Invest NI: A Performance ReviewDate of Issue: 27 March 2012
Mr Kieran Donnelly, the Comptroller and Auditor General, today issued `Invest NI – a performance review’. This report examines the strategic performance of Northern Ireland’s primary economic development organisation from its formation in April 2002 to March 2011.
Invest NI operates in a challenging environment. Its performance over nine years shows steady progress measured against the targets it has set. In a complex picture of performance, there have been some important successes but there remain some areas where success has yet to be achieved.
In its first nine years, Invest NI spent almost £1.5 billion. This includes £674m on Selective Financial Assistance, £208m on Research & Development (R&D), £111m on company development and training and £30m on its Start a Business programmes. Invest NI estimates that this has resulted in a range of benefits, including the promotion of over 42,600 new jobs, safeguarding of over 19,400 jobs and planned investment of £5.5 billion in the Northern Ireland economy. Invest NI has developed a framework of three year Corporate Plan and annual Operating Plan targets for measuring its performance.
Invest NI’s performance against targets
Performance in Invest NI’s most recent Corporate Plan period 2008-11 was the strongest to date. It achieved all its major targets in job promotion, investment, exports and in targeting social need, including promoting over 7,500 new Foreign Direct Investment (FDI) jobs.
In its first two Corporate Plan periods 2002-08, Invest NI’s performance was mixed. During 2002-05, just over half its targets were achieved. Whilst targets for the number of FDI projects and local business start-ups were surpassed, there was considerable under-performance in R&D, export sales and high growth business starts. In 2005-08, Invest NI achieved a majority of its targets.

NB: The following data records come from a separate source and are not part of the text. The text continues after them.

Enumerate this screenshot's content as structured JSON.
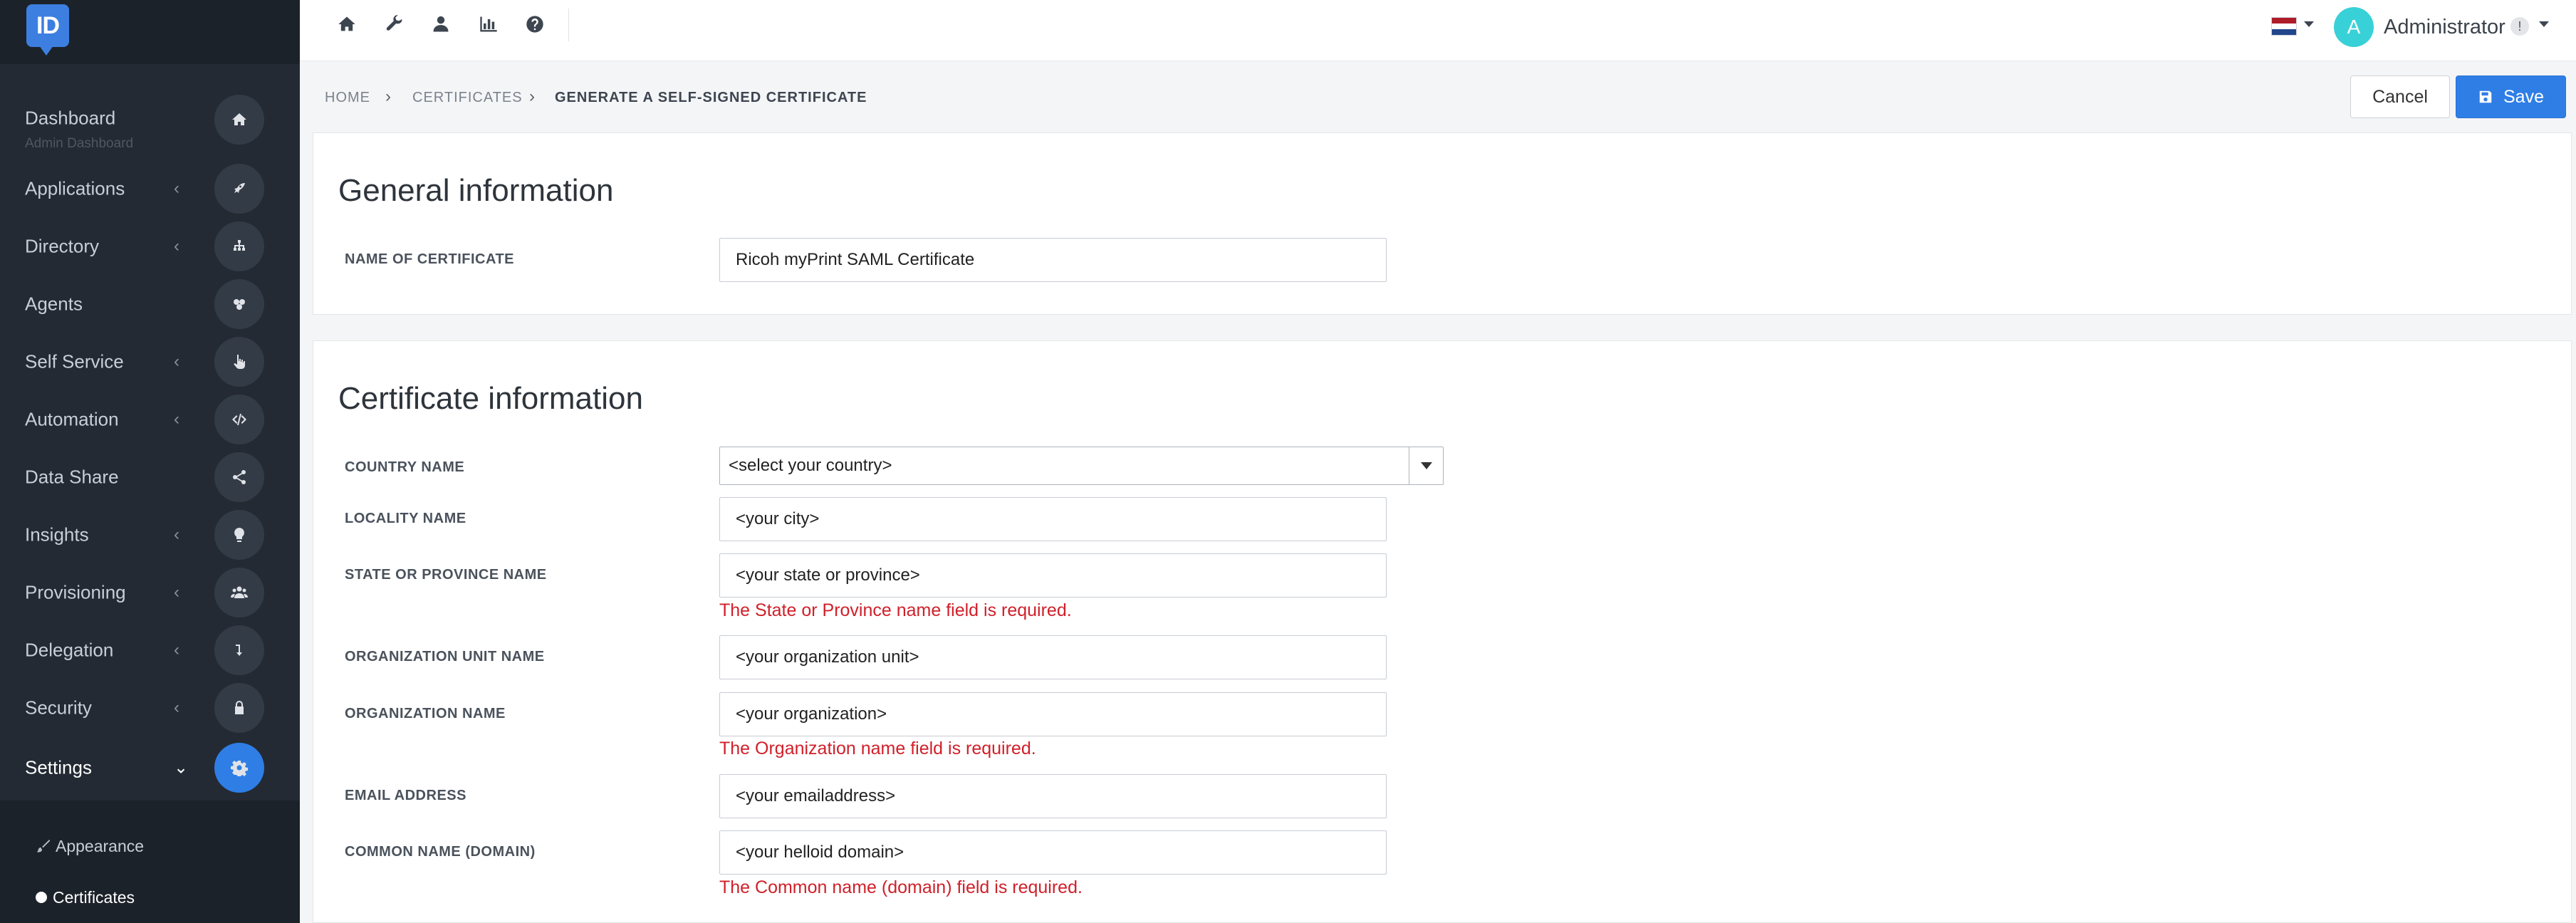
{
  "app": {
    "logo_text": "ID",
    "accent": "#2f7ee6",
    "sidebar_bg": "#232a33",
    "error_color": "#d0202a"
  },
  "sidebar": {
    "dashboard_sub": "Admin Dashboard",
    "items": [
      {
        "label": "Dashboard",
        "icon": "home-icon"
      },
      {
        "label": "Applications",
        "icon": "rocket-icon"
      },
      {
        "label": "Directory",
        "icon": "sitemap-icon"
      },
      {
        "label": "Agents",
        "icon": "agents-icon"
      },
      {
        "label": "Self Service",
        "icon": "hand-pointer-icon"
      },
      {
        "label": "Automation",
        "icon": "code-icon"
      },
      {
        "label": "Data Share",
        "icon": "share-icon"
      },
      {
        "label": "Insights",
        "icon": "lightbulb-icon"
      },
      {
        "label": "Provisioning",
        "icon": "users-icon"
      },
      {
        "label": "Delegation",
        "icon": "level-down-icon"
      },
      {
        "label": "Security",
        "icon": "lock-icon"
      },
      {
        "label": "Settings",
        "icon": "gear-icon"
      }
    ],
    "subitems": [
      {
        "label": "Appearance",
        "icon": "paint-brush-icon"
      },
      {
        "label": "Certificates",
        "icon": "dot-icon"
      }
    ]
  },
  "topbar": {
    "icons": [
      "home-icon",
      "wrench-icon",
      "user-icon",
      "bar-chart-icon",
      "question-circle-icon"
    ],
    "avatar_letter": "A",
    "username": "Administrator",
    "badge": "!"
  },
  "breadcrumb": {
    "home": "Home",
    "certificates": "Certificates",
    "current": "Generate a self-signed certificate"
  },
  "actions": {
    "cancel": "Cancel",
    "save": "Save"
  },
  "general": {
    "title": "General information",
    "name_label": "Name of certificate",
    "name_value": "Ricoh myPrint SAML Certificate"
  },
  "certificate": {
    "title": "Certificate information",
    "country_label": "Country name",
    "country_value": "<select your country>",
    "locality_label": "Locality name",
    "locality_placeholder": "<your city>",
    "state_label": "State or province name",
    "state_placeholder": "<your state or province>",
    "state_error": "The State or Province name field is required.",
    "org_unit_label": "Organization unit name",
    "org_unit_placeholder": "<your organization unit>",
    "org_label": "Organization name",
    "org_placeholder": "<your organization>",
    "org_error": "The Organization name field is required.",
    "email_label": "Email address",
    "email_placeholder": "<your emailaddress>",
    "common_label": "Common name (domain)",
    "common_placeholder": "<your helloid domain>",
    "common_error": "The Common name (domain) field is required."
  }
}
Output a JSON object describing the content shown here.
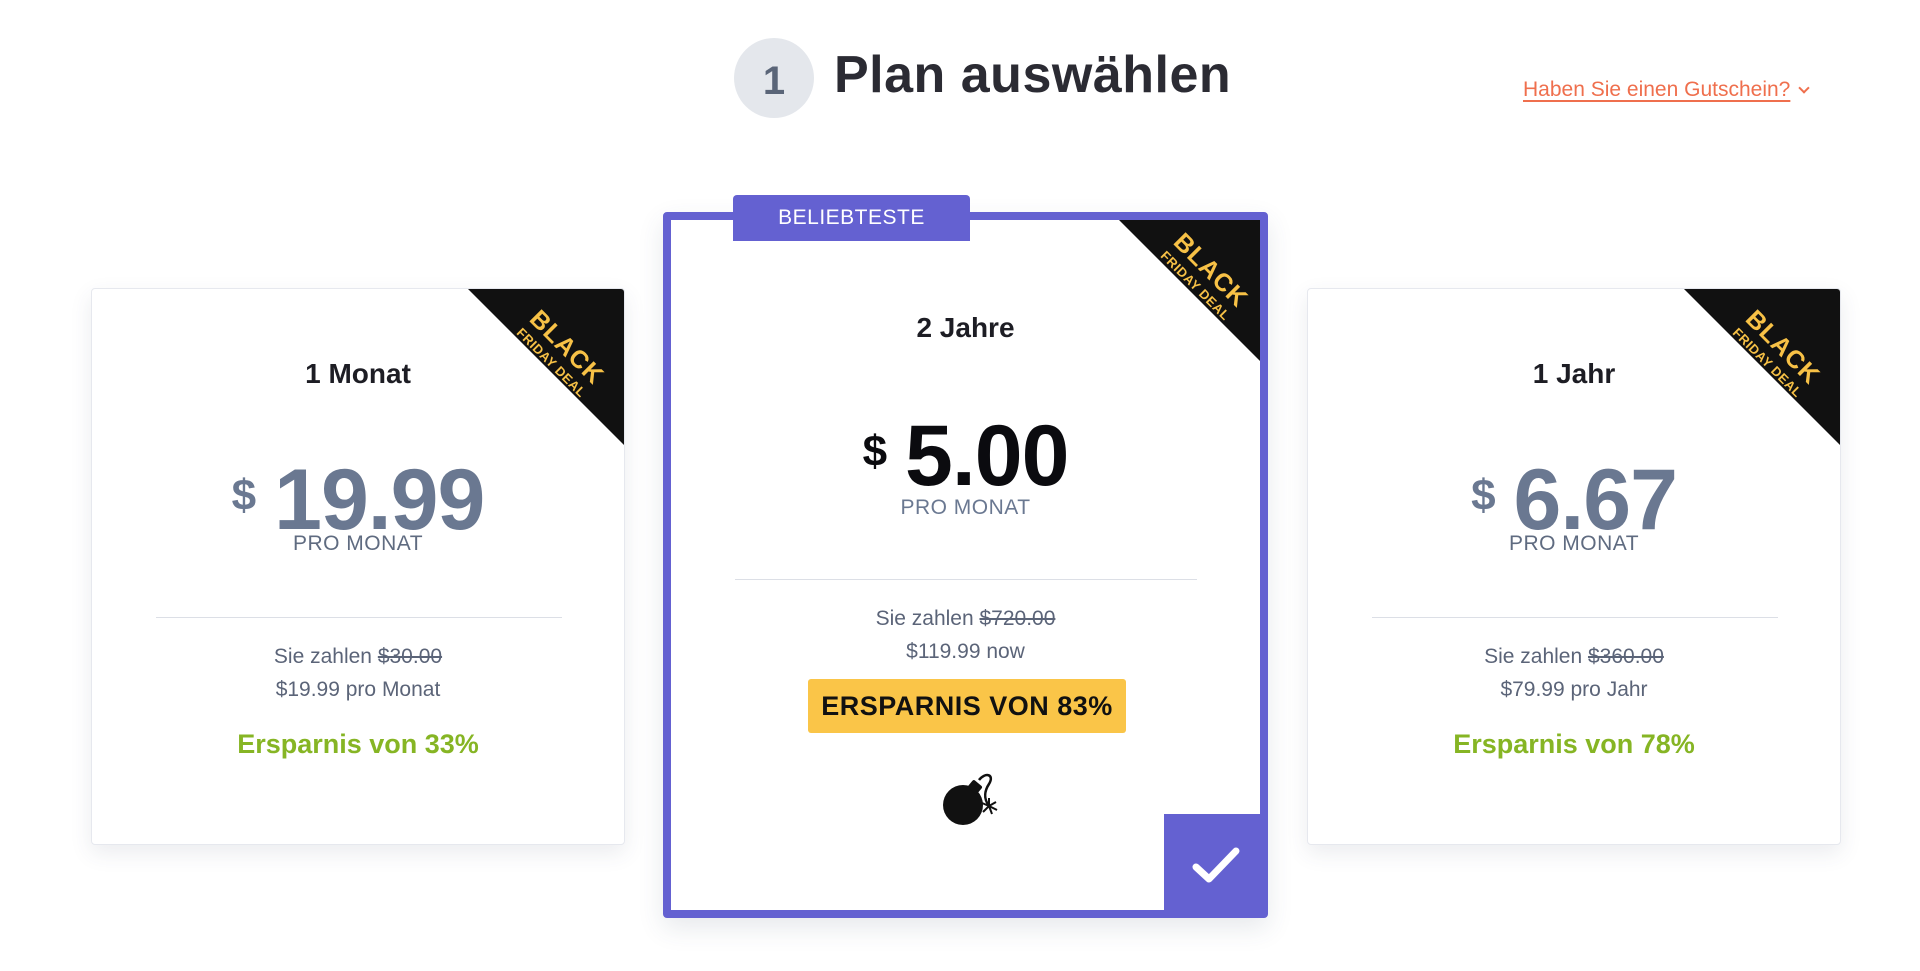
{
  "header": {
    "step_number": "1",
    "title": "Plan auswählen",
    "coupon_link": "Haben Sie einen Gutschein?"
  },
  "ribbon": {
    "line1": "BLACK",
    "line2": "FRIDAY DEAL"
  },
  "plans": [
    {
      "name": "1 Monat",
      "currency": "$",
      "price": "19.99",
      "period": "PRO MONAT",
      "pay_prefix": "Sie zahlen ",
      "pay_old": "$30.00",
      "pay_now": "$19.99 pro Monat",
      "savings": "Ersparnis von 33%"
    },
    {
      "name": "2 Jahre",
      "badge": "BELIEBTESTE",
      "currency": "$",
      "price": "5.00",
      "period": "PRO MONAT",
      "pay_prefix": "Sie zahlen ",
      "pay_old": "$720.00",
      "pay_now": "$119.99 now",
      "savings": "ERSPARNIS VON 83%",
      "selected": true,
      "icon": "bomb-icon"
    },
    {
      "name": "1 Jahr",
      "currency": "$",
      "price": "6.67",
      "period": "PRO MONAT",
      "pay_prefix": "Sie zahlen ",
      "pay_old": "$360.00",
      "pay_now": "$79.99 pro Jahr",
      "savings": "Ersparnis von 78%"
    }
  ],
  "colors": {
    "accent": "#6461d1",
    "coupon": "#ef6f4d",
    "savings_green": "#86b524",
    "badge_yellow": "#fac548",
    "ribbon_text": "#f7c146",
    "price_muted": "#6a7891"
  }
}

A number of Invest NI’s targets in the first two Corporate Plan periods were insufficiently challenging. While this calls into question the strength of performance achieved, it also illustrates the improvement during 2008-11 when more challenging targets were achieved under less favourable economic conditions.
Research and development
Invest NI’s R&D programmes have helped to significantly increase R&D investment in Northern Ireland. During 2008-11 R&D investment by its client companies increased almost three-fold compared to previous levels, virtually eliminating the gap in business expenditure on R&D between Northern Ireland and the rest of the UK. However, the degree to which this has contributed to improved productivity has not yet been quantified.
Envisaged as a wealth creation agency, Invest NI does not have job creation targets. It has reported performance in terms of jobs promoted (i.e. those projected at the start of a supported project), but has also attempted to measure the proportion of jobs actually created. The most reliable estimate suggests that 21,000 of the 28,000 jobs promoted between 2002 and 2008 were created, although not all of these may have been fully attributable to the assistance provided by Invest NI due to ‘deadweight’1.
Analysis by Invest NI suggested that its client companies had created 28,873 jobs between 2002 and 2007, although in the same period 28,545 jobs were lost. Separate external analysis suggested more positive results: a net increase of 3,000 jobs (3.7%) between 2001 and 2007. Invest NI is assessing current performance in this area and is committed to developing performance targets for job creation.
Higher value jobs boost economic productivity and raise living standards. Over 9,000 new jobs created before 2008 were in `contact centres’, and only a third of these had salaries above the private sector average. In 2008, Invest NI introduced formal job quality targets, and recent performance has improved markedly – 75% of new FDI jobs promoted between 2008 and 2011 had salaries above the private sector average.
`Transform’ – Invest NI’s change management programme
In light of the Barnett report, Invest NI launched `Transform’, a major change management programme in February 2010. At March 2011, significant progress had been made in implementing `Transform’, including rationalising its various schemes for supporting business; developing a skills training programme; focusing on firms seeking export-led growth; establishing new delegated financial limits and casework procedures to improve its response to customers; and introducing new arrangements for managing major projects.
Notes for Editors
- The Comptroller and Auditor General is Head of the Northern Ireland Audit Office (the Audit Office). He, and the NIAO, are totally independent of Government. He certifies the accounts of Government Departments and a range of other public sector bodies. He has statutory authority to report to the Assembly on the economy, efficiency and effectiveness with which departments and public bodies use their resources. His reports are published as Assembly papers.
- This report is available from the Stationery Office throughout the United Kingdom. It is also available on the Audit Office website at www.niauditoffice.gov.uk. The report is embargoed until 00.01 hrs on Tuesday 27 March 2012.
- Background briefing can be obtained from the Audit Office by contacting Neil Gray (028 9025 4345) or Alan Orme (028 9025 1136).
* Deadweight can be defined as a project or activity which would have occurred anyway in the absence of intervention.